**WORK ORDER**:
Using the data below, return every line that holds the word "title".
[DATA FOR THIS TASK — start]
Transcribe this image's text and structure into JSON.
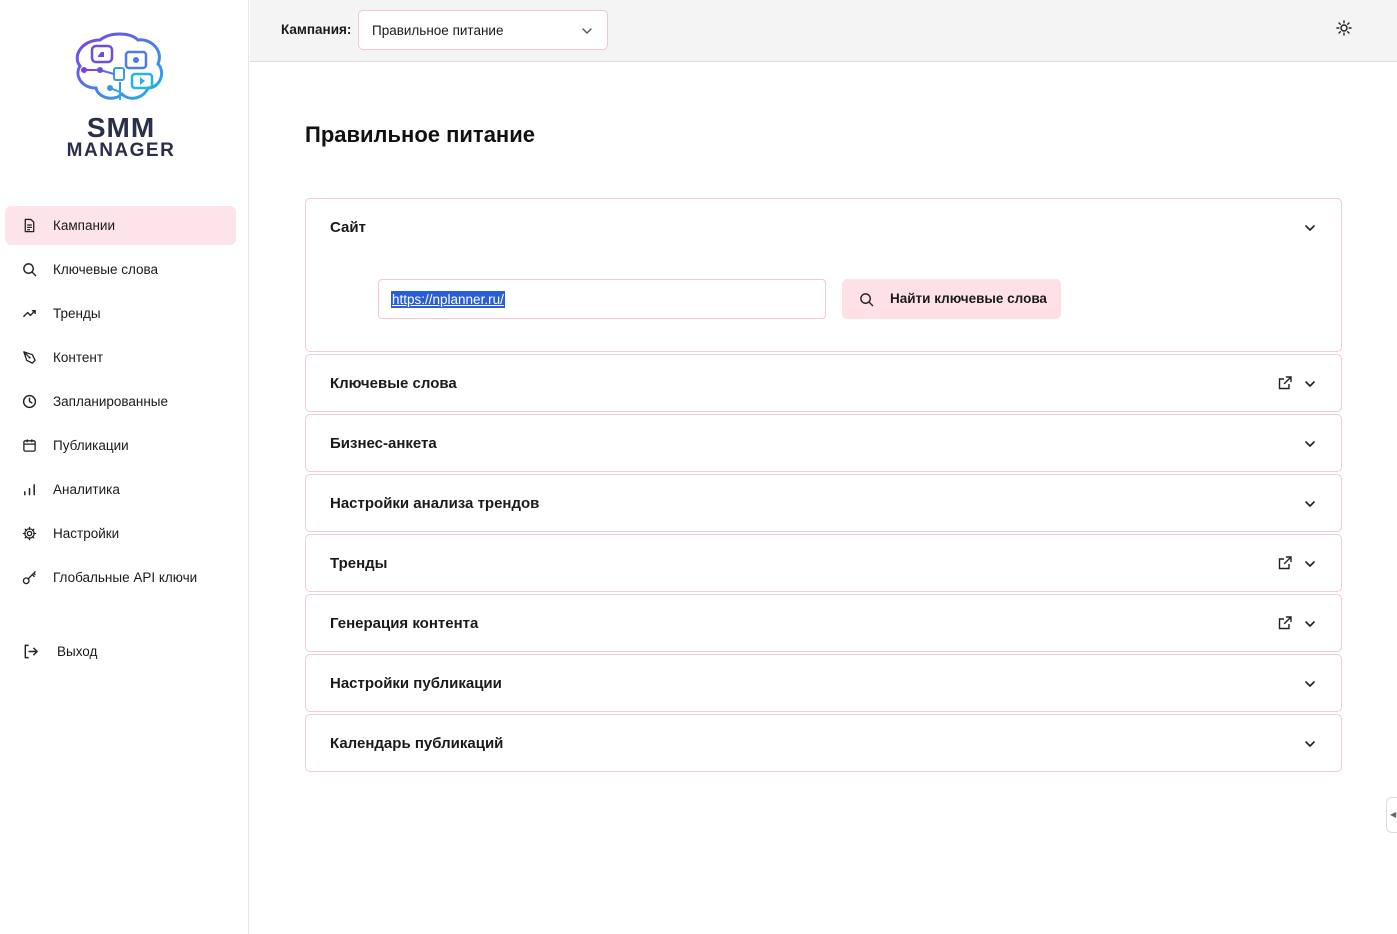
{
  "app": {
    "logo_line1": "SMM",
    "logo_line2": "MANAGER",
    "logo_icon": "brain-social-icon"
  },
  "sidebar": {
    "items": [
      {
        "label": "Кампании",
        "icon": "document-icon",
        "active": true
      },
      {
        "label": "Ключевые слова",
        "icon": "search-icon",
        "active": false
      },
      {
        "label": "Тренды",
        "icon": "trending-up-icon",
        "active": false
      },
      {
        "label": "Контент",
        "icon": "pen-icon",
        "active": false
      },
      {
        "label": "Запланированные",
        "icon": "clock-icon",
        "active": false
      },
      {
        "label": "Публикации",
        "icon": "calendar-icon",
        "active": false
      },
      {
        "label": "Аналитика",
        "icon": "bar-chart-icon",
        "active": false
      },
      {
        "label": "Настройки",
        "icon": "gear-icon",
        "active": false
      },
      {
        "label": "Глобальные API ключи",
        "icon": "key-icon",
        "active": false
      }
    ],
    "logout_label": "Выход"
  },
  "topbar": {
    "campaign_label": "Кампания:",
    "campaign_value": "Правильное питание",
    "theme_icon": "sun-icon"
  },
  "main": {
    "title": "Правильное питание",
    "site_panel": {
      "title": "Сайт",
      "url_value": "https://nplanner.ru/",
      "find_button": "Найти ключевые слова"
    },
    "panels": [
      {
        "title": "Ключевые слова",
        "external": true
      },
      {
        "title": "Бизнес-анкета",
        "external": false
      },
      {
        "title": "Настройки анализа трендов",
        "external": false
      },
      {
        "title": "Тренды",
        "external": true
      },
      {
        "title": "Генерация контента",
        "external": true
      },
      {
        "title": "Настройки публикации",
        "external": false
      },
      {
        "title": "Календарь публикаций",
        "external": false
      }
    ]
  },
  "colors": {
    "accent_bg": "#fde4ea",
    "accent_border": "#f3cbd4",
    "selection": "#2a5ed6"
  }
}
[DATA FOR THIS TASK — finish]
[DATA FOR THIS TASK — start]
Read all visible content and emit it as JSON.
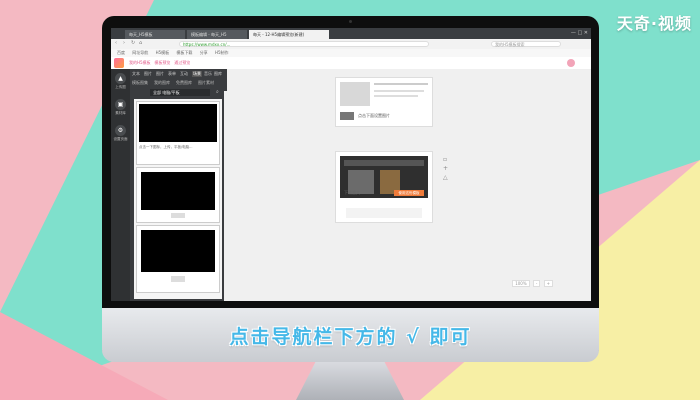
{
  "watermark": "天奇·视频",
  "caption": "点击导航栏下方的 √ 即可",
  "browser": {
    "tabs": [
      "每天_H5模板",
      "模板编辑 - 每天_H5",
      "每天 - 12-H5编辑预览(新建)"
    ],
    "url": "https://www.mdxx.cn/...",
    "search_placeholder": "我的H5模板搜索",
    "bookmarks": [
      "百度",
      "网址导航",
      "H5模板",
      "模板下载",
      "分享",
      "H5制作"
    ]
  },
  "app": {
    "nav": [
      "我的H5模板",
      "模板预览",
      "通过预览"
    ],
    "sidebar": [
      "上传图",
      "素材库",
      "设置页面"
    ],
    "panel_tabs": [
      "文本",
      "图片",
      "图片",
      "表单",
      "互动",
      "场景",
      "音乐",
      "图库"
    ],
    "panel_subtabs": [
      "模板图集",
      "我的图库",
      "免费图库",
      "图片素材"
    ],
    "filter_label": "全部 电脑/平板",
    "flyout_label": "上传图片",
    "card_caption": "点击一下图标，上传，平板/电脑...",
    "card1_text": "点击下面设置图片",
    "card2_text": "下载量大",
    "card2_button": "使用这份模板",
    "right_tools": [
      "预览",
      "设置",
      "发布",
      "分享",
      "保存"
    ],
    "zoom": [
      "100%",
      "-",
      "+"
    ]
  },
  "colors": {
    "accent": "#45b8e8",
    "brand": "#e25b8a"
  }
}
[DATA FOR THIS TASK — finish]
**REPLY TO THE TASK**:
    "title": "Правильное питание",
      "title": "Сайт",
        "title": "Ключевые слова",
        "title": "Бизнес-анкета",
        "title": "Настройки анализа трендов",
        "title": "Тренды",
        "title": "Генерация контента",
        "title": "Настройки публикации",
        "title": "Календарь публикаций",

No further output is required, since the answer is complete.